What the task requires. Everything from the line that has "Serialize everything readable" to the last line of the listing must be repeated exactly, and nothing more; omit the pictures.

Material supplied.
▬▬▬
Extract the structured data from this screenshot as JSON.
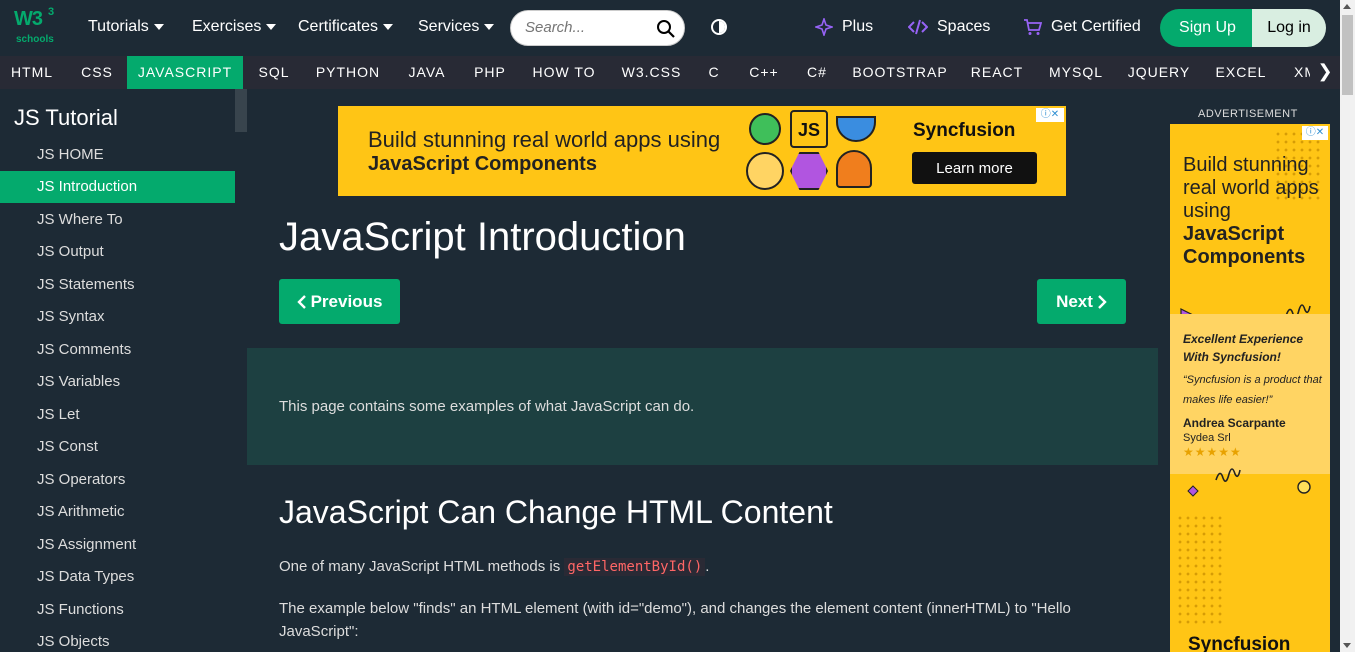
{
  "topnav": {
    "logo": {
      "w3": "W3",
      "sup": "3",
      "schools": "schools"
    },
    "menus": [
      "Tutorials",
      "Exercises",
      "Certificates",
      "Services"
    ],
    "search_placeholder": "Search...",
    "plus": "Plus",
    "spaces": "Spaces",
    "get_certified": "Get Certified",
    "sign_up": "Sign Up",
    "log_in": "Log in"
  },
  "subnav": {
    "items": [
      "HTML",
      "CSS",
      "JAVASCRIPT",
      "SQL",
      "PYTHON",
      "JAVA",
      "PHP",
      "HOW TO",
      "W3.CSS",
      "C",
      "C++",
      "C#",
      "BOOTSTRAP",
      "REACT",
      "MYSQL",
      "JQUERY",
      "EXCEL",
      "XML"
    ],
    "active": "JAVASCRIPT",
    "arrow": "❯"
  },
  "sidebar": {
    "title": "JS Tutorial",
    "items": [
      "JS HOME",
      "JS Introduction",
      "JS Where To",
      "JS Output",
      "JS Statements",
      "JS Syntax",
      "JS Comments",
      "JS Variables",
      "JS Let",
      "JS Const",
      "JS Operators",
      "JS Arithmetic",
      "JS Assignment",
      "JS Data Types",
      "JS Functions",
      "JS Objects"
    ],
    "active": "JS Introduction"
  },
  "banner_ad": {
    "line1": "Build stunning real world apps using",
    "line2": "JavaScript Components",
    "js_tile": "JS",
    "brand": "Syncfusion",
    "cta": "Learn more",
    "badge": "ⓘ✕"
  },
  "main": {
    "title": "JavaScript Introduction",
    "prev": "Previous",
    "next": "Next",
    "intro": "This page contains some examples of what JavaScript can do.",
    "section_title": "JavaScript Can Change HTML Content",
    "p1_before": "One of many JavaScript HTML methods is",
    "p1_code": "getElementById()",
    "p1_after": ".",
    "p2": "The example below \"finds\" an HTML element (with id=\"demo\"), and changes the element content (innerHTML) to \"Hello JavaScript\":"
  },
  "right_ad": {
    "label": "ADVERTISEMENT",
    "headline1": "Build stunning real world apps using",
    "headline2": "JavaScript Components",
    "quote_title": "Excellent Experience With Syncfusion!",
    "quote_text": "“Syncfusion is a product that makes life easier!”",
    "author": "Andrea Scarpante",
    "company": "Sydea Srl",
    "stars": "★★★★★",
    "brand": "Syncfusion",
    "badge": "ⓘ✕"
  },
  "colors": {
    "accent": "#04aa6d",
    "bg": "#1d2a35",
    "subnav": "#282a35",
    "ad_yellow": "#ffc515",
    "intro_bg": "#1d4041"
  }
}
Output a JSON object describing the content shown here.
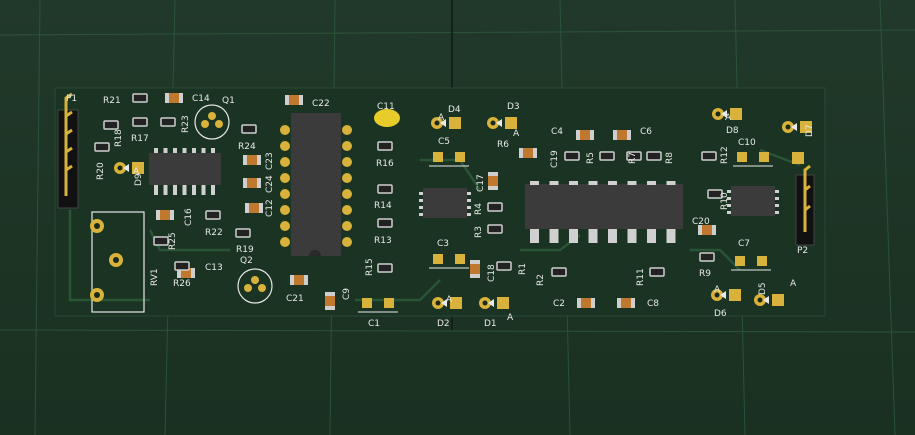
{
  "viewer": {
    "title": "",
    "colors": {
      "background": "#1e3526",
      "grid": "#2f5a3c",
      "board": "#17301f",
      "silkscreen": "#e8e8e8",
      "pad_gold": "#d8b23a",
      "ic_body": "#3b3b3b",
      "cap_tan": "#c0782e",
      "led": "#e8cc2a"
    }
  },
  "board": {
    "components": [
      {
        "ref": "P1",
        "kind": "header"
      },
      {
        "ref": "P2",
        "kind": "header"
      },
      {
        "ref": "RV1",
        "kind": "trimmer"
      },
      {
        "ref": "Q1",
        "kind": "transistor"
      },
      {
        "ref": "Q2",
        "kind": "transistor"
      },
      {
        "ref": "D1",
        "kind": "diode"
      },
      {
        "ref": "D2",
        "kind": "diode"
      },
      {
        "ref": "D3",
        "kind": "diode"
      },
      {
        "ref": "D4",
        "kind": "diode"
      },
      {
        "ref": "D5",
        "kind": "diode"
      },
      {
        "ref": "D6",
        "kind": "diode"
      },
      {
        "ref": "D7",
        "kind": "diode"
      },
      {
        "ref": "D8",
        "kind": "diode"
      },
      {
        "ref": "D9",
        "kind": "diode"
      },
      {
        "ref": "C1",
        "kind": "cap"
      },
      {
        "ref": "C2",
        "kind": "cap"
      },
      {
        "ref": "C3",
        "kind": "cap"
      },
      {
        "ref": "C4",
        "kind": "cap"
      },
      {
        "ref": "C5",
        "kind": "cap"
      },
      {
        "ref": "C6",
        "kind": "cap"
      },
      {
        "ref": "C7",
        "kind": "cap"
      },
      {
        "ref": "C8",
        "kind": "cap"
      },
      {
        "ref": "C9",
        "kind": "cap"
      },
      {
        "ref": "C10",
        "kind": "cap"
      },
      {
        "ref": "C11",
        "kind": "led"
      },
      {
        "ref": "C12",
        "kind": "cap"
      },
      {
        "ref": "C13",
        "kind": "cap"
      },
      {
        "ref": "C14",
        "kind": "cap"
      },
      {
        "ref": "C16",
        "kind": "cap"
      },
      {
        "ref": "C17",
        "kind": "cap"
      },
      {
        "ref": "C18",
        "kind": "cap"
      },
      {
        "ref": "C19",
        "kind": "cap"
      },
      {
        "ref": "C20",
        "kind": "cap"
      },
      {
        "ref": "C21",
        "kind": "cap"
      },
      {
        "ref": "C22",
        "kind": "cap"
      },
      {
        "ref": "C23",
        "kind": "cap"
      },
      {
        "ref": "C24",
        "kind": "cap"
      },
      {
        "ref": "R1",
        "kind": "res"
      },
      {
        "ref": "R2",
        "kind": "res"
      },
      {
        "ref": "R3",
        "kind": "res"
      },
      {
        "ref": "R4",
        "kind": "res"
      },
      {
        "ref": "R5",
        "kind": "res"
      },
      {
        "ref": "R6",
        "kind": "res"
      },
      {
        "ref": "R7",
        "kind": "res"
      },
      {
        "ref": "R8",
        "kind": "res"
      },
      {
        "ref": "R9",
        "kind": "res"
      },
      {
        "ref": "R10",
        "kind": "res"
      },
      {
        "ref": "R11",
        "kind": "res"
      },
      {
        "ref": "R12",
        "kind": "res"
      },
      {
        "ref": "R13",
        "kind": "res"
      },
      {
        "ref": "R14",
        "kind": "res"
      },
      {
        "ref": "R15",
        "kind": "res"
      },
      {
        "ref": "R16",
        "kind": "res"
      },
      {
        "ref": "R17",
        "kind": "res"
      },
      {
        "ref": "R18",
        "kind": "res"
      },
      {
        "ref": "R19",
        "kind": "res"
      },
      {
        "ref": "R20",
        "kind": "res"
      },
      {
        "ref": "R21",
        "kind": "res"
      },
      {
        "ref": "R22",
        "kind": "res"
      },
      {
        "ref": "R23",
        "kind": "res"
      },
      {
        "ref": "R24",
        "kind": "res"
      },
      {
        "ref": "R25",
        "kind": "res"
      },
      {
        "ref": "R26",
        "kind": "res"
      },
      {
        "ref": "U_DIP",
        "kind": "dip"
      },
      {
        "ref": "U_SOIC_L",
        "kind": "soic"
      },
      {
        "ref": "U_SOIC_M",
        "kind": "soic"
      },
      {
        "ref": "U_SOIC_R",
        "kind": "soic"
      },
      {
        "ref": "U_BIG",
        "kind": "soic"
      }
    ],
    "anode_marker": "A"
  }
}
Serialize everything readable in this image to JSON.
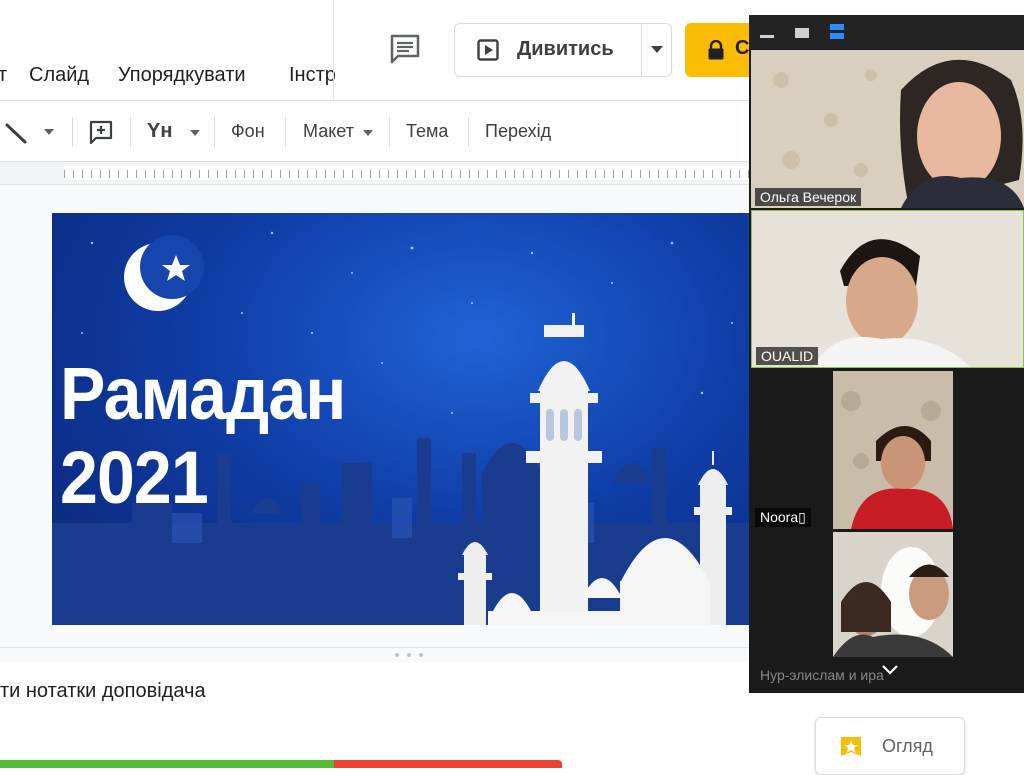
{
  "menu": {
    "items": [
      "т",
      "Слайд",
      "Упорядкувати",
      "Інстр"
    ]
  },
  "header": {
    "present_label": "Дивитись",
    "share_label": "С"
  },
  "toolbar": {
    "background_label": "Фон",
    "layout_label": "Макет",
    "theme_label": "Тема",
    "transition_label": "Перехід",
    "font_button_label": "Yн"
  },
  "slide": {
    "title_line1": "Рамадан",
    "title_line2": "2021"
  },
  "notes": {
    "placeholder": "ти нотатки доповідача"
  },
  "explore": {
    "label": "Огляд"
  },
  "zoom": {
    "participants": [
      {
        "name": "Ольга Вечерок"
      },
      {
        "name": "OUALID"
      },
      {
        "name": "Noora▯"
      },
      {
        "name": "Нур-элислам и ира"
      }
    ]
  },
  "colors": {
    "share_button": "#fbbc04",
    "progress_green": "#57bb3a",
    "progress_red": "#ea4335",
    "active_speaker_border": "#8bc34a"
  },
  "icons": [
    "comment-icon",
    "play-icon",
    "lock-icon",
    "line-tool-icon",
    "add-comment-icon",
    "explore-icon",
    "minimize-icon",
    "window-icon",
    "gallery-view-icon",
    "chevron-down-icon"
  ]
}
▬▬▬
Answer to this task.
Serialize everything readable in this image to JSON.
{
  "menu": {
    "items": [
      "т",
      "Слайд",
      "Упорядкувати",
      "Інстр"
    ]
  },
  "header": {
    "present_label": "Дивитись",
    "share_label": "С"
  },
  "toolbar": {
    "background_label": "Фон",
    "layout_label": "Макет",
    "theme_label": "Тема",
    "transition_label": "Перехід",
    "font_button_label": "Yн"
  },
  "slide": {
    "title_line1": "Рамадан",
    "title_line2": "2021"
  },
  "notes": {
    "placeholder": "ти нотатки доповідача"
  },
  "explore": {
    "label": "Огляд"
  },
  "zoom": {
    "participants": [
      {
        "name": "Ольга Вечерок"
      },
      {
        "name": "OUALID"
      },
      {
        "name": "Noora▯"
      },
      {
        "name": "Нур-элислам и ира"
      }
    ]
  },
  "colors": {
    "share_button": "#fbbc04",
    "progress_green": "#57bb3a",
    "progress_red": "#ea4335",
    "active_speaker_border": "#8bc34a"
  },
  "icons": [
    "comment-icon",
    "play-icon",
    "lock-icon",
    "line-tool-icon",
    "add-comment-icon",
    "explore-icon",
    "minimize-icon",
    "window-icon",
    "gallery-view-icon",
    "chevron-down-icon"
  ]
}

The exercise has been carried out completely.